The following persons can request the appointment of and nominate a conservator: (1) the person in need of help or proposed conservatee, (2) the proposed conservatee’s spouse or domestic partner, (3) a relative of the proposed conservatee, (4) any interested state or local entity, or (5) any other interested person or friend. The court must ultimately approve and appoint the conservator. Conservatorships can be general or limited in both scope and time depending on the specific needs of the conservatee. Once appointed, the conservator receives Letters of Conservatorship which evidence his or her right to act for and on behalf of the conservator within the scope approved by the court.
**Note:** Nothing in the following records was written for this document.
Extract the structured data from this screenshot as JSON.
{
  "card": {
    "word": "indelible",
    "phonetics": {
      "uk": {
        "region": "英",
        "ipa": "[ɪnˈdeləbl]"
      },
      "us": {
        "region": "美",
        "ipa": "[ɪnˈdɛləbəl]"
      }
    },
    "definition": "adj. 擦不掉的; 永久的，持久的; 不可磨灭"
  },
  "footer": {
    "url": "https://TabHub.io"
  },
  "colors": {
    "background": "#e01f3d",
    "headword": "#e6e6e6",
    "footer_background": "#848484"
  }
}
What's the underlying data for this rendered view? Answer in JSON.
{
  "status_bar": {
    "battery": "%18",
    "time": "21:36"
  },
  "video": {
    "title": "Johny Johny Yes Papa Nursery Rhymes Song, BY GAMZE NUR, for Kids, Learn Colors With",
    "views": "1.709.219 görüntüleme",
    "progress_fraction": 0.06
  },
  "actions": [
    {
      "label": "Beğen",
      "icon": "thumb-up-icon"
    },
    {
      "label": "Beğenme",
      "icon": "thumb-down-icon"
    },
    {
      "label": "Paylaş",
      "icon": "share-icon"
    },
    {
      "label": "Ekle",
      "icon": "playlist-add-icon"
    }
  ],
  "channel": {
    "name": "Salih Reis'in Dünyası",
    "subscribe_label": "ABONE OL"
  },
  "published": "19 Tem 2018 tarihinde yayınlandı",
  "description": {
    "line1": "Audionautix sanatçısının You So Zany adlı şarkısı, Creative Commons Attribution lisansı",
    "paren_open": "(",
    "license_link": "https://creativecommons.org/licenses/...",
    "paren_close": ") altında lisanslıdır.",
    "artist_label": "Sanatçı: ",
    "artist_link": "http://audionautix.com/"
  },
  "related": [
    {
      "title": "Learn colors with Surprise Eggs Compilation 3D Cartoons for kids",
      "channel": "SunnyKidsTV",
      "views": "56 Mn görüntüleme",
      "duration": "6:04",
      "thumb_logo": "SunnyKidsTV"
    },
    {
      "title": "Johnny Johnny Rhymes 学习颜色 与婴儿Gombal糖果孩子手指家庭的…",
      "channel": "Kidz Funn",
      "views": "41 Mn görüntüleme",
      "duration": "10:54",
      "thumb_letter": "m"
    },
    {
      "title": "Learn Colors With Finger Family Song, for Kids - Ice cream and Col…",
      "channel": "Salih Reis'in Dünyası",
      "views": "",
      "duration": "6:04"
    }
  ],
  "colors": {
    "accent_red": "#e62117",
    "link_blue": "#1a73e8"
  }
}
The court continues to supervise the conservatorship after appointment of the conservator.

Our conservatorship services include:

File a petition to appoint you as the conservator;
Represent you in a contest over who should be appointed the conservator;
File an action if someone is taking advantage of your loved one (elder abuse);
Get you the power to set up a living trust for your loved one (a substituted judgment proceeding); or
Represent you if the present conservator is not doing a proper job, especially spending money on himself or herself.
When necessary, a conservatorship can be very beneficial for both the conservatee and his or her loved ones.

Note: if you are appointed the conservator, our fees normally come out of the conservatorship estate, not out of your pocket.

How Can I Find Out More?
To learn more about obtaining a conservatorship to allow you to care for a loved one, please do not hesitate to contact us at (805) 482-2282, or e-mail us at